BEGIN

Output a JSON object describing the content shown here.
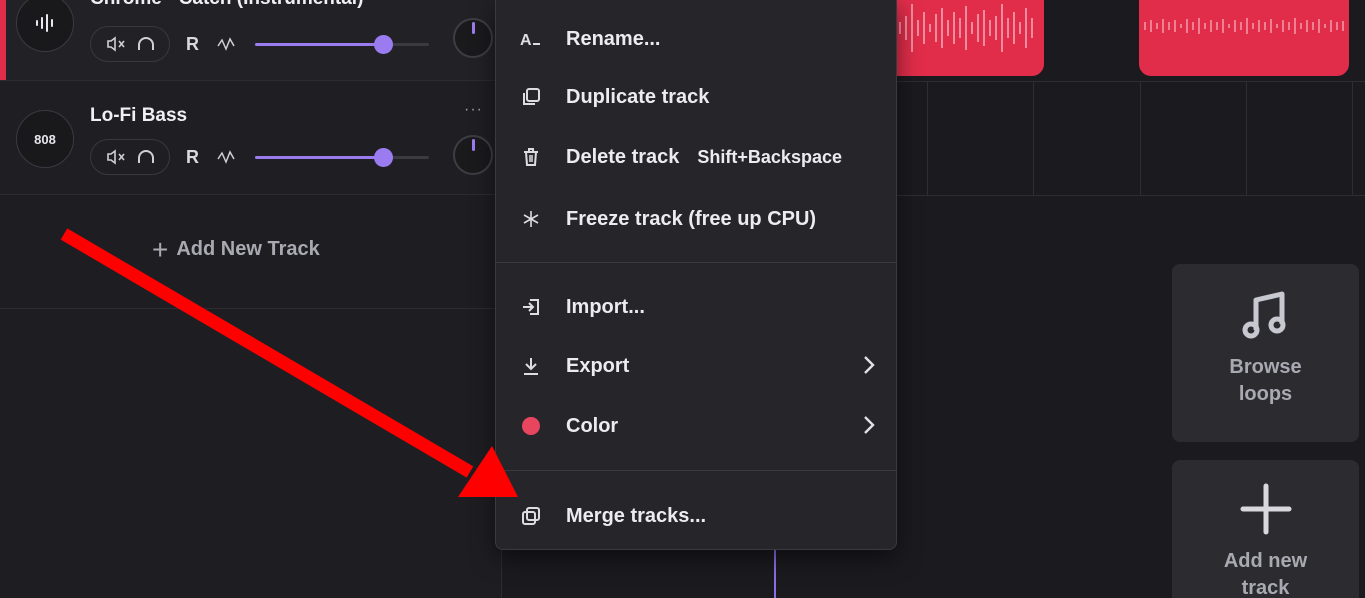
{
  "tracks": [
    {
      "name": "Chrome - Catch (Instrumental)",
      "avatar_icon": "waveform-icon",
      "accent_color": "#e12d4a",
      "record_label": "R",
      "volume_level": 0.74,
      "more_label": "···"
    },
    {
      "name": "Lo-Fi Bass",
      "avatar_label": "808",
      "record_label": "R",
      "volume_level": 0.74,
      "more_label": "···"
    }
  ],
  "add_track": {
    "plus": "+",
    "label": "Add New Track"
  },
  "side_panel": {
    "browse": {
      "icon": "music-note-icon",
      "label": "Browse loops"
    },
    "add_new": {
      "icon": "plus-icon",
      "label": "Add new track"
    }
  },
  "context_menu": {
    "groups": [
      [
        {
          "icon": "rename-icon",
          "label": "Rename..."
        },
        {
          "icon": "duplicate-icon",
          "label": "Duplicate track"
        },
        {
          "icon": "trash-icon",
          "label": "Delete track",
          "shortcut": "Shift+Backspace"
        },
        {
          "icon": "snowflake-icon",
          "label": "Freeze track (free up CPU)"
        }
      ],
      [
        {
          "icon": "import-icon",
          "label": "Import..."
        },
        {
          "icon": "download-icon",
          "label": "Export",
          "submenu": true
        },
        {
          "icon": "color-dot-icon",
          "label": "Color",
          "submenu": true,
          "color": "#e8455f"
        }
      ],
      [
        {
          "icon": "merge-icon",
          "label": "Merge tracks..."
        }
      ]
    ]
  },
  "colors": {
    "accent_purple": "#9b7cf0",
    "clip_red": "#e12d4a",
    "annotation_arrow": "#ff0000"
  }
}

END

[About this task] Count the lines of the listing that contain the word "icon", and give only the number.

[Solution] 11